On April 13, Amazon added a fuel and surface surcharge to the fees it is charging sellers, which went into effect on April 28. According to Karen Weise of the New York Times, this was on top of fee increases for sellers that went into effect of January of this year.
On May 2, after the Supreme Court opinion that would overturn Roe v. Wade was leaked, Amazon informed its employees that it would pay up to $4,000 annually to cover travel expenses for a range of non-life-threatening medical treatments, including abortion. In his coverage of this, Jeffrey Dastin of Reuters noted, “The news came on the same day Amazon stopped offering paid time off for U.S. employees diagnosed with COVID-19, letting them have five days of excused unpaid leave instead.”
On June 3, Dave Clark, the chief executive of Amazon’s consumer business who, according to Karen Weise of the New York Times, was the chief architect of its massive warehouse operations.” In her article on his departure, she observes “…the model Mr. Clark built has faced growing pressures.”
These examples highlight that we are in topsy-turvy economic times, and the stability that helped fuel Amazon’s growth, followed by the pandemic benefits that ignited an accelerated expansion of Amazon’s capacity are probably over. The economy, with its continuing inflation, increasing interest rates, and the very real potential for a recession will test who and what Amazon really is.
In its 2021 annual report, Amazon states that “We are guided by four principles: customer obsession rather than competitor focus, passion for invention, commitment to operational excellence, and long-term thinking.” Andy Jassy, Amazon’s President and CEO, closes his letter to the company’s shareholders that accompanied that report as follows:
Albert Einstein is sometimes credited with describing compound interest as the eighth wonder of the world (“He who understands it, earns it. He who doesn’t, pays it”). We think of iterative innovation in much the same way. Iterative innovation creates magic for customers. Constantly inventing and improving products for customers has a compounding effect on the customer experience, and in turn on a business’s prospects.
Time is your friend when you are compounding gains. Amazon is a big company with some large businesses, but it’s still early days for us. We will continue to be insurgent — inventing in businesses that we’re in, in new businesses that we’ve yet to launch, and in new ideas that we haven’t even imagined yet.
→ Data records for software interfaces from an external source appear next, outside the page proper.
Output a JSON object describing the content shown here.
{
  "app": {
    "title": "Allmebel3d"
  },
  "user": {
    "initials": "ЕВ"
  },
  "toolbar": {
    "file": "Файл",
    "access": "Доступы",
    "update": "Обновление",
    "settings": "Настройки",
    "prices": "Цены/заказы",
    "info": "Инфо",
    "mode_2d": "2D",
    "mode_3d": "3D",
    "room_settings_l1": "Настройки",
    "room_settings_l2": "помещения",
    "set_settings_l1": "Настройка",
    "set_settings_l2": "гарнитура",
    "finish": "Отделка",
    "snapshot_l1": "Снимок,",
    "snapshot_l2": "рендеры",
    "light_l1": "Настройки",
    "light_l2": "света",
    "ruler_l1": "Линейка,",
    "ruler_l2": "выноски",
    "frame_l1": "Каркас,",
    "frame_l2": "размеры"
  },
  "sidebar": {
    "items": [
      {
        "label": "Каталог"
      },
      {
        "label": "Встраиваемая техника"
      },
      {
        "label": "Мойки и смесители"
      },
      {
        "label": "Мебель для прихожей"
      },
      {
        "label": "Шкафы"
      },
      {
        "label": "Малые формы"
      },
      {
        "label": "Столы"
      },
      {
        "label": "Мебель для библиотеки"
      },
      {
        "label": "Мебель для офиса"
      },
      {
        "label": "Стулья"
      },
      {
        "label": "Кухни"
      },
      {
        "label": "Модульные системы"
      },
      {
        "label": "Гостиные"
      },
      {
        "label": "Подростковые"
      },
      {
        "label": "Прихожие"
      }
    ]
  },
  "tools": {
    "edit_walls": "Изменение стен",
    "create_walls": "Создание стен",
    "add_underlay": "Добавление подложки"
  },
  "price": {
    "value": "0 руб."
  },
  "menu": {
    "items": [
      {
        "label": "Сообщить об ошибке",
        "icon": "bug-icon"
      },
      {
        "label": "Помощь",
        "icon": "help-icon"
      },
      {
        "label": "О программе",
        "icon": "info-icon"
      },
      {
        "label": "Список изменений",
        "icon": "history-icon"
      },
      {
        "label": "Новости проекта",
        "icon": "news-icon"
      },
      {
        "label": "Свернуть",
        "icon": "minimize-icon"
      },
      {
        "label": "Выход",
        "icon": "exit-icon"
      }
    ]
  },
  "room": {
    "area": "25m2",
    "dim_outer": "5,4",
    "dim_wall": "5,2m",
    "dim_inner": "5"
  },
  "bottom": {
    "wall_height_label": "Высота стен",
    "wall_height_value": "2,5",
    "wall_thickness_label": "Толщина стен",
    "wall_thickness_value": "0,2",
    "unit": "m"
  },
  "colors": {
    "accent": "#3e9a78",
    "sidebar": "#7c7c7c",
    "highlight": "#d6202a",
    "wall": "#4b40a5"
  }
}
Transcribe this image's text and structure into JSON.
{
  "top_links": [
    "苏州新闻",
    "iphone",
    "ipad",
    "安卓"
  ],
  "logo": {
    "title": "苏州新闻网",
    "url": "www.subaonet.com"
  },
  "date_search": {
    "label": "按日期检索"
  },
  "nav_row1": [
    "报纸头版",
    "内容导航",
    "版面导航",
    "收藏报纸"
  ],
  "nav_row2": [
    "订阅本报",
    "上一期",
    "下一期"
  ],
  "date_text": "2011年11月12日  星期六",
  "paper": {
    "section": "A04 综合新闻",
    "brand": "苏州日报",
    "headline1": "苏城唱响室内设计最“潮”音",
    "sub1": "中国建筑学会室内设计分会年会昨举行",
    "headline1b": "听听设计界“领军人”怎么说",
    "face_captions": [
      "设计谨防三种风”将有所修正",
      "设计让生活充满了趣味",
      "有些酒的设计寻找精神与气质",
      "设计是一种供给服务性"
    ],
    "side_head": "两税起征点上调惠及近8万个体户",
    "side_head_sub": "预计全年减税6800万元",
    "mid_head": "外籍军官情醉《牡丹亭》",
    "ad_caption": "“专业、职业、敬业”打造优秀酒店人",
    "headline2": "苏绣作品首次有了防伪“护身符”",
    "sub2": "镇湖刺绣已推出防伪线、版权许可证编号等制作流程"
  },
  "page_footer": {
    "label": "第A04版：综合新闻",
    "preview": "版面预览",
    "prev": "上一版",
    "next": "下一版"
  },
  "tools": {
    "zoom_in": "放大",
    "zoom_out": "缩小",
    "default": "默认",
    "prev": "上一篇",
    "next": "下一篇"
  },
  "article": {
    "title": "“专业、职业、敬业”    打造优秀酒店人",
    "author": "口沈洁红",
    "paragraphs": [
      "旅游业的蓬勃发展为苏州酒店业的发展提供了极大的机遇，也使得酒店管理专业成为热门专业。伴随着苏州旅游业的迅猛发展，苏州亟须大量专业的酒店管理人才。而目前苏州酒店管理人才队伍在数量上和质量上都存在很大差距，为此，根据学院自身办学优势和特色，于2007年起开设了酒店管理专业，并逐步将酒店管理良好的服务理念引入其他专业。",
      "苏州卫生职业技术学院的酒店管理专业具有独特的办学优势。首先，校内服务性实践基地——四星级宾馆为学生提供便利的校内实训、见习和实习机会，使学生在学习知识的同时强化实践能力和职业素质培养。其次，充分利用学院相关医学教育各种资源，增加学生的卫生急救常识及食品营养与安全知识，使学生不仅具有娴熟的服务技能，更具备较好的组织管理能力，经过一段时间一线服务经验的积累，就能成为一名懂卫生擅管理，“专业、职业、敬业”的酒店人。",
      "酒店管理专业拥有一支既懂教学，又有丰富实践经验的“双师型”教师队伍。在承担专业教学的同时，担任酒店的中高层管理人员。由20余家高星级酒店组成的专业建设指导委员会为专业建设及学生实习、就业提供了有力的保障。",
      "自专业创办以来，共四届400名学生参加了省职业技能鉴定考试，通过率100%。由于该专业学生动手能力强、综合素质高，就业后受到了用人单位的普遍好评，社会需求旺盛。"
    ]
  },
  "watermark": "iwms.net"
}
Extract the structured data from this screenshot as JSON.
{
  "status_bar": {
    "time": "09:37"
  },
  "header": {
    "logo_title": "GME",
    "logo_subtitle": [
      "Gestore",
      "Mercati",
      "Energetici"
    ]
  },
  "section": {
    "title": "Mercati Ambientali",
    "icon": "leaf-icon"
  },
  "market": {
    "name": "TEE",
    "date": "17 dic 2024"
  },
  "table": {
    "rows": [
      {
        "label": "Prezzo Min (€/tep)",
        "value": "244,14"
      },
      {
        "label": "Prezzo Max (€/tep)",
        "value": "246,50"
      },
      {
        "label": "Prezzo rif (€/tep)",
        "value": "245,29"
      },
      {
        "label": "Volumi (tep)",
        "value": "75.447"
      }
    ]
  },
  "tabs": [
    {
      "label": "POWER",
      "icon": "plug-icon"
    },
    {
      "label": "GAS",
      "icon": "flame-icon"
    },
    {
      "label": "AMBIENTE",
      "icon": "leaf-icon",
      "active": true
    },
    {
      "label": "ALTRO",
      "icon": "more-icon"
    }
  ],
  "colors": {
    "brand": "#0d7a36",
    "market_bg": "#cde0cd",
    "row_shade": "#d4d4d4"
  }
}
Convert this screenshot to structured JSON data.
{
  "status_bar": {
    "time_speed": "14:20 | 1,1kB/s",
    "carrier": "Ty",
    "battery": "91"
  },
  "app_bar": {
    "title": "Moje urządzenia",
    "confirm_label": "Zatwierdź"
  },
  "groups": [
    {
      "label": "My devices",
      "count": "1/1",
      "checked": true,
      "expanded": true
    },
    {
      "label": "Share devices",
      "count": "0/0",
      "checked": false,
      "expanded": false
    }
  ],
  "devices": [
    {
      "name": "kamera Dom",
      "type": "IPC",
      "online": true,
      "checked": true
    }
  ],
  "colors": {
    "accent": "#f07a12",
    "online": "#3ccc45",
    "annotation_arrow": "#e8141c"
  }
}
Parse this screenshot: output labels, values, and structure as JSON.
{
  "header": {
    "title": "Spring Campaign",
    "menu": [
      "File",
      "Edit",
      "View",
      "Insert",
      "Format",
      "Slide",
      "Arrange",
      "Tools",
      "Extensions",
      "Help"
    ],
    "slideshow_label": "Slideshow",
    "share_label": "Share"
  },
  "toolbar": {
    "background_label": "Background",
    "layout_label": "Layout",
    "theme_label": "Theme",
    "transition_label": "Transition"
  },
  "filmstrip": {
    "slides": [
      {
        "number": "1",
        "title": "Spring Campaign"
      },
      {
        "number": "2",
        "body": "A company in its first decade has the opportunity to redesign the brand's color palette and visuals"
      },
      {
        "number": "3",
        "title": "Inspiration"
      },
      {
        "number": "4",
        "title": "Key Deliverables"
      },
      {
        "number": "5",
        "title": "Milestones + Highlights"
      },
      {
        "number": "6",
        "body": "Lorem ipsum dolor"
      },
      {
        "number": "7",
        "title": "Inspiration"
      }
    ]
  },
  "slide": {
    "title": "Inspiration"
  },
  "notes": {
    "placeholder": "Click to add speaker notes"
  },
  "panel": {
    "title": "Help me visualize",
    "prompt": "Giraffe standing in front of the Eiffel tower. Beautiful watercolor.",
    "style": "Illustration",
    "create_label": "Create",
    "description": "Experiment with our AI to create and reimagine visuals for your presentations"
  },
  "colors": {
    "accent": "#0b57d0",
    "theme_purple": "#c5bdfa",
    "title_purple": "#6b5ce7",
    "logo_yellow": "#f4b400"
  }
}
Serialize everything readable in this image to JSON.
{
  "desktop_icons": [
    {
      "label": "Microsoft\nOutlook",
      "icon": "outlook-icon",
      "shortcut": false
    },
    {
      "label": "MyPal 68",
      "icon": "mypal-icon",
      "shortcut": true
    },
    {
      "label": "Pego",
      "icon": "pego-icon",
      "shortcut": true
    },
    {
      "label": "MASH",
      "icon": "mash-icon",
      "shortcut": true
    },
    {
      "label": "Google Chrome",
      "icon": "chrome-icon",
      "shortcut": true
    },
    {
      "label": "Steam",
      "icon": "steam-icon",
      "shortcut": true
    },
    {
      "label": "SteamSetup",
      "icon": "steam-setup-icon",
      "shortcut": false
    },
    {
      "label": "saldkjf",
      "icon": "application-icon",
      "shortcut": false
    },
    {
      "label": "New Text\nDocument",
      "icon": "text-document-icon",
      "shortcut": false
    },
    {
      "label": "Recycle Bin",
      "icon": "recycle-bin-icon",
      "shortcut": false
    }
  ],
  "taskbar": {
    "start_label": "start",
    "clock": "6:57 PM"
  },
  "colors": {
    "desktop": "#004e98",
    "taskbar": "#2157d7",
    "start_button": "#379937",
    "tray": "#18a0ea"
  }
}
It remains Day 1.
Jassy’s words, with an emphasis on customers, innovation, and long-term thinking, were written in much happier and calmer economic times for Amazon. Amazon had definitely been “compounding gains” and time was absolutely Amazon’s “friend.”
The emphasis at Amazon currently in this time of contraction appears to be on the principle of “operational excellence” and cost containment. That doesn’t mean that the period of innovation, “insurgency,” and new business development is over, but it will most likely be much more constrained.
Time will tell. As the old saying goes, the future is promised to no one.
These new times will put Amazon’s ability to adhere to its philosophy and principles to the test. They will not put Amazon’s image under water.
In our opinion, however, they have begun, and will continue, to change the ebb and flow of the business. How Amazon manages and navigates that ebb and flow will determine how well it performs and how it is perceived in the future.